▶ [Prompt] Copy out the entries exactly, from the first line to the last.
________________
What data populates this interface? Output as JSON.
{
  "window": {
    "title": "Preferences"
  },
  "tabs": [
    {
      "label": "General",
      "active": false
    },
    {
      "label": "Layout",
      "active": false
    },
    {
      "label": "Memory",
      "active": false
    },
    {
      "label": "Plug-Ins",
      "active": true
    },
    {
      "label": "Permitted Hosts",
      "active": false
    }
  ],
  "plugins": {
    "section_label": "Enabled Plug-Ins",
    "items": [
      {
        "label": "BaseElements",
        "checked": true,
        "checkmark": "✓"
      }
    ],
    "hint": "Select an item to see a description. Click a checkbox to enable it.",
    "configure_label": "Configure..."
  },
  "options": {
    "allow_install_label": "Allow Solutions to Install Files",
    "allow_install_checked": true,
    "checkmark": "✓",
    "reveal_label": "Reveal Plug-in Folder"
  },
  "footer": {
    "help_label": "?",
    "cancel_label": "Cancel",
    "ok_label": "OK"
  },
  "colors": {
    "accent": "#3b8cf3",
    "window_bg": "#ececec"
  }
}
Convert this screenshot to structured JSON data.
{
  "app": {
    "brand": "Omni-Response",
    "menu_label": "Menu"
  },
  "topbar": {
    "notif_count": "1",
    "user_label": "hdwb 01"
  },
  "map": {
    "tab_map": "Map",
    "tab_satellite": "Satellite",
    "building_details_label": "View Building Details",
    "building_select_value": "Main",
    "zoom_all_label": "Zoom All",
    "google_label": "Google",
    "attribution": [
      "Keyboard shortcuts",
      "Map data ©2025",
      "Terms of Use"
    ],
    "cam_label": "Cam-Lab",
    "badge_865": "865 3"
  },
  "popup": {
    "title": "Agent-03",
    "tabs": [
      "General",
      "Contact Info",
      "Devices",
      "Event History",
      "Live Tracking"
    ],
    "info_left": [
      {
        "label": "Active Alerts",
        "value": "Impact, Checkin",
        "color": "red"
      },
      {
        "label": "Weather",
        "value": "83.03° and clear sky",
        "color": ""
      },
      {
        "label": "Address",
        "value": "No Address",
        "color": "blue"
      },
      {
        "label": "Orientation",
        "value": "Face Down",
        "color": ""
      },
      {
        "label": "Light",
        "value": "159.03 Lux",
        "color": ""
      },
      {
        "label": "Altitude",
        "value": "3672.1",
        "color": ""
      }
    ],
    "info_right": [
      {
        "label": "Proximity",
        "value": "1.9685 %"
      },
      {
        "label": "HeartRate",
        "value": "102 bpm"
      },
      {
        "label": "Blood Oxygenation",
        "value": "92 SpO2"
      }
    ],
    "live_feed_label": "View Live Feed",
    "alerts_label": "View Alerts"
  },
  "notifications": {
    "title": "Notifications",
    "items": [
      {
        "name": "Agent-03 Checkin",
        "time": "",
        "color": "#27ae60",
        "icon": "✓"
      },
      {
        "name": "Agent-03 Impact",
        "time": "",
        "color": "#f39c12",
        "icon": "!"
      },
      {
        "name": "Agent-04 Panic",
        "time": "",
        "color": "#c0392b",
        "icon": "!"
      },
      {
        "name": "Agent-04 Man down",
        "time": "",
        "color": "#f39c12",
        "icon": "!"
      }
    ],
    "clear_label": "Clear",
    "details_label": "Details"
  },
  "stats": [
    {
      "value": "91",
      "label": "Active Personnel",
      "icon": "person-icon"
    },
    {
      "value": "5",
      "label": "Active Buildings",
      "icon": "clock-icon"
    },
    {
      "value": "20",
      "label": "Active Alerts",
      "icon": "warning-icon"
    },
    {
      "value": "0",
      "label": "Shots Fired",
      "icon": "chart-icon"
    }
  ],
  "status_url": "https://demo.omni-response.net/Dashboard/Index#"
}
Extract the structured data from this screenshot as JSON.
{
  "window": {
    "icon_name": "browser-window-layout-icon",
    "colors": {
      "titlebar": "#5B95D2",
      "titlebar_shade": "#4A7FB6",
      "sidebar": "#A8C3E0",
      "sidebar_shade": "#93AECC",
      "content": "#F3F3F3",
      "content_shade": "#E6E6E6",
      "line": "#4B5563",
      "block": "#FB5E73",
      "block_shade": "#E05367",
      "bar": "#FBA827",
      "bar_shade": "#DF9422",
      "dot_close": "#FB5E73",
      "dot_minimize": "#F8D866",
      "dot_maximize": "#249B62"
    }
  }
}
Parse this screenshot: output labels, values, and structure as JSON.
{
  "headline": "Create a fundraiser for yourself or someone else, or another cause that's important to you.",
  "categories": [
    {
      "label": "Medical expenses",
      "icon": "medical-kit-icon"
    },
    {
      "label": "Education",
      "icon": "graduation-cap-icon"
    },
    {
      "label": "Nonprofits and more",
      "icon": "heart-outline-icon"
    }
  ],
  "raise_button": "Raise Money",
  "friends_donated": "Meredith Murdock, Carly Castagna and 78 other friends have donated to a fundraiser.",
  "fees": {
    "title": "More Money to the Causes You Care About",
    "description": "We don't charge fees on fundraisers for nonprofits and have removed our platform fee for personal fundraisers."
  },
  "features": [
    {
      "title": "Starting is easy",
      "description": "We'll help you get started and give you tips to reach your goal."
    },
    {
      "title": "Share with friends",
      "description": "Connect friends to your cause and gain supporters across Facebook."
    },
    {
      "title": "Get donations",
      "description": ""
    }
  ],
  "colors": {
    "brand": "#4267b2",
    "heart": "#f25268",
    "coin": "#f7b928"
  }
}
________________
▶ [Response area]
What data populates this interface? Output as JSON.
{
  "window": {
    "title": "Preferences"
  },
  "tabs": [
    {
      "label": "General",
      "active": false
    },
    {
      "label": "Layout",
      "active": false
    },
    {
      "label": "Memory",
      "active": false
    },
    {
      "label": "Plug-Ins",
      "active": true
    },
    {
      "label": "Permitted Hosts",
      "active": false
    }
  ],
  "plugins": {
    "section_label": "Enabled Plug-Ins",
    "items": [
      {
        "label": "BaseElements",
        "checked": true,
        "checkmark": "✓"
      }
    ],
    "hint": "Select an item to see a description. Click a checkbox to enable it.",
    "configure_label": "Configure..."
  },
  "options": {
    "allow_install_label": "Allow Solutions to Install Files",
    "allow_install_checked": true,
    "checkmark": "✓",
    "reveal_label": "Reveal Plug-in Folder"
  },
  "footer": {
    "help_label": "?",
    "cancel_label": "Cancel",
    "ok_label": "OK"
  },
  "colors": {
    "accent": "#3b8cf3",
    "window_bg": "#ececec"
  }
}
Convert this screenshot to structured JSON data.
{
  "app": {
    "brand": "Omni-Response",
    "menu_label": "Menu"
  },
  "topbar": {
    "notif_count": "1",
    "user_label": "hdwb 01"
  },
  "map": {
    "tab_map": "Map",
    "tab_satellite": "Satellite",
    "building_details_label": "View Building Details",
    "building_select_value": "Main",
    "zoom_all_label": "Zoom All",
    "google_label": "Google",
    "attribution": [
      "Keyboard shortcuts",
      "Map data ©2025",
      "Terms of Use"
    ],
    "cam_label": "Cam-Lab",
    "badge_865": "865 3"
  },
  "popup": {
    "title": "Agent-03",
    "tabs": [
      "General",
      "Contact Info",
      "Devices",
      "Event History",
      "Live Tracking"
    ],
    "info_left": [
      {
        "label": "Active Alerts",
        "value": "Impact, Checkin",
        "color": "red"
      },
      {
        "label": "Weather",
        "value": "83.03° and clear sky",
        "color": ""
      },
      {
        "label": "Address",
        "value": "No Address",
        "color": "blue"
      },
      {
        "label": "Orientation",
        "value": "Face Down",
        "color": ""
      },
      {
        "label": "Light",
        "value": "159.03 Lux",
        "color": ""
      },
      {
        "label": "Altitude",
        "value": "3672.1",
        "color": ""
      }
    ],
    "info_right": [
      {
        "label": "Proximity",
        "value": "1.9685 %"
      },
      {
        "label": "HeartRate",
        "value": "102 bpm"
      },
      {
        "label": "Blood Oxygenation",
        "value": "92 SpO2"
      }
    ],
    "live_feed_label": "View Live Feed",
    "alerts_label": "View Alerts"
  },
  "notifications": {
    "title": "Notifications",
    "items": [
      {
        "name": "Agent-03 Checkin",
        "time": "",
        "color": "#27ae60",
        "icon": "✓"
      },
      {
        "name": "Agent-03 Impact",
        "time": "",
        "color": "#f39c12",
        "icon": "!"
      },
      {
        "name": "Agent-04 Panic",
        "time": "",
        "color": "#c0392b",
        "icon": "!"
      },
      {
        "name": "Agent-04 Man down",
        "time": "",
        "color": "#f39c12",
        "icon": "!"
      }
    ],
    "clear_label": "Clear",
    "details_label": "Details"
  },
  "stats": [
    {
      "value": "91",
      "label": "Active Personnel",
      "icon": "person-icon"
    },
    {
      "value": "5",
      "label": "Active Buildings",
      "icon": "clock-icon"
    },
    {
      "value": "20",
      "label": "Active Alerts",
      "icon": "warning-icon"
    },
    {
      "value": "0",
      "label": "Shots Fired",
      "icon": "chart-icon"
    }
  ],
  "status_url": "https://demo.omni-response.net/Dashboard/Index#"
}
Extract the structured data from this screenshot as JSON.
{
  "window": {
    "icon_name": "browser-window-layout-icon",
    "colors": {
      "titlebar": "#5B95D2",
      "titlebar_shade": "#4A7FB6",
      "sidebar": "#A8C3E0",
      "sidebar_shade": "#93AECC",
      "content": "#F3F3F3",
      "content_shade": "#E6E6E6",
      "line": "#4B5563",
      "block": "#FB5E73",
      "block_shade": "#E05367",
      "bar": "#FBA827",
      "bar_shade": "#DF9422",
      "dot_close": "#FB5E73",
      "dot_minimize": "#F8D866",
      "dot_maximize": "#249B62"
    }
  }
}
Parse this screenshot: output labels, values, and structure as JSON.
{
  "headline": "Create a fundraiser for yourself or someone else, or another cause that's important to you.",
  "categories": [
    {
      "label": "Medical expenses",
      "icon": "medical-kit-icon"
    },
    {
      "label": "Education",
      "icon": "graduation-cap-icon"
    },
    {
      "label": "Nonprofits and more",
      "icon": "heart-outline-icon"
    }
  ],
  "raise_button": "Raise Money",
  "friends_donated": "Meredith Murdock, Carly Castagna and 78 other friends have donated to a fundraiser.",
  "fees": {
    "title": "More Money to the Causes You Care About",
    "description": "We don't charge fees on fundraisers for nonprofits and have removed our platform fee for personal fundraisers."
  },
  "features": [
    {
      "title": "Starting is easy",
      "description": "We'll help you get started and give you tips to reach your goal."
    },
    {
      "title": "Share with friends",
      "description": "Connect friends to your cause and gain supporters across Facebook."
    },
    {
      "title": "Get donations",
      "description": ""
    }
  ],
  "colors": {
    "brand": "#4267b2",
    "heart": "#f25268",
    "coin": "#f7b928"
  }
}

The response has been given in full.